February 7 – 9, Oakland will host the first-ever Startup Weekend – Black Male AchievementStartup Weekend is a globally-adapted model that begins with Friday night pitches and continues through brainstorming, business plan development, basic prototype creation, and culminates in demos and presentations. Oakland’s version of the event is designed to support mentoring and collaboration between young students of color and established technologists.

“Most hackathons allow you to form a homogenous team with little to no diversity,”  said Kalimah Priforce, a principal coordinator. “We don’t. We’ve been met with a lot of a resistance for that. I’m literally getting emails from techies saying, ‘I see we’re supposed to be partnered with black kids, are we going to be prepared in any special way for that? I’m nervous about that.’ So it just proves to me how necessary this event is.”

Priforce has positioned his professional life right in the gap where tech industry prosperity fails under-served communities, and black youth in particular. He designs educational software as the founder and CEO of Qeyno Labs and is part of the team behind The Hidden Genius Project, a free-admission tech program for young black men and men of color

The Startup Weekend event will be a rare opportunity to bring techies and local youth of color together in a shared collaborative space. As tensions rise between techies and anti-gentrification activists, Google employees and Google-bus protestors, those benefiting from development and those who have been its casualties, Priforce and his partnering organizations are engaging technologists in the making of local solutions, rather than condemning them from Oakland.

“There are techies that want to engage with their larger community; they just haven’t really figured out how to do that. We’re giving them the perfect venue,” said Priforce.

Priforce spent most of his childhood and adolescence along with his brother in a group home in the Bed-Stuy neighborhood of Brooklyn. But while he went on to Oxford and tech entrepreneurship, his younger brother was shot and killed at eighteen.

Priforce decided he wanted to be an educator when he realized, “the only difference between us [my brother and me] was that I was exposed to people who believed in me, and when I gained an interest in computers – they fostered my curiosity.”
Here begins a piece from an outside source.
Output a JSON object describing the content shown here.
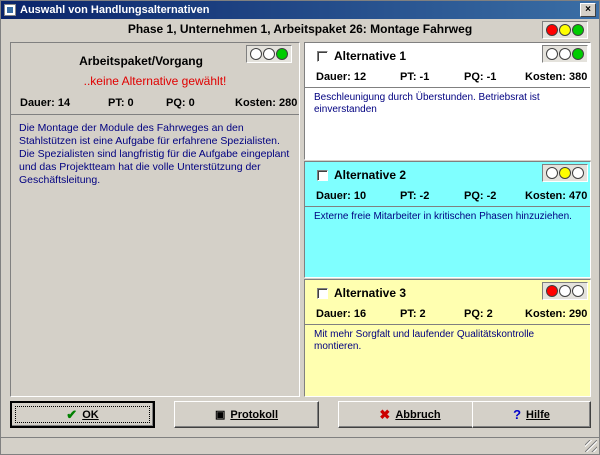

After success in the private sector, he became one of the educators at The Hidden Genius Project. The two-year-long after-school and summer program provides black and brown male youth with the mentoring, skills and resources to obtain and create technological jobs — for free.

“Young black youth statistically consume and use social media at higher rates than any other group,” said Priforce, “but you can’t find them in the industry. Hidden Genius helps them become the architects of the platforms they use every day.” In this way, THGP doesn’t just empower its individual students, it works to correct the biases of our digital infrastructure, a digital infrastructure that has largely been coded by white and Asian men.

“I never thought I would learn this kind of stuff. I never thought I could learn how computers work,” said Mohammed Abdulla, a sophomore at Oakland Tech and a Hidden Genius student who was born in Yemen. “We came into the program kind of disorganized and unfocused, just sloppy… I think learning how to code was also really learning how to think. My homework is easier, I know how to talk and be brave. The growth is enormous.”

Ayori Se, another collaborator on the Startup Weekend event, believes that only people from under-served communities will innovate the technological solutions particular to life in those communities. “We ask questions like, ‘could an app have saved Trayvon Martin’s life?’” said Se.

Se is the founder of Pitch Mixer, a typical Entrepreneur Forum, in which participants are given the opportunity to hone their pitches and pick the brains of investors and peers, the twist being that Pitch Mixer is free.

“It takes courage to participate in a hackathon or a forum, and it takes even more courage to be the one Black person participating.” However, she explained, “Just the fact that a Black woman is hosting the mixer goes a long way in making other people of color feel like they belong. So of course there’s a gap in resources, but there’s also these more surmountable problems like perception and inclusion and getting to be in the room.”

Se grew up “rice and beans poor,” taught herself computer programming, forged a way in, and now works as Product Manager for Salesforce. She says that she continues to be confused for an intern.

Pitch Mixer brings together entrepreneurs from all markets and sectors to find ways to benefit from adapting tech solutions to their particular business. The way Se sees it, supporting people of color in tech is not merely an issue of diversity in the workplace or affirmative action, because the tech industry represents more than a sum of lucrative manufacturing jobs.

“All industries have been forced to adopt and adapt themselves to tech,” she said. Tech insinuates itself and reshapes from within, not just existing industries but almost every aspect of our lives, down to the most subtle ideologies embedded in the software. To hear Se describe it, her work is not merely about jobs, it’s about a ensuring that the tools with which we are building the future are not entirely in someone else’s hands.

Startup Weekend – Black Male Achievement is open to all. Sign up here!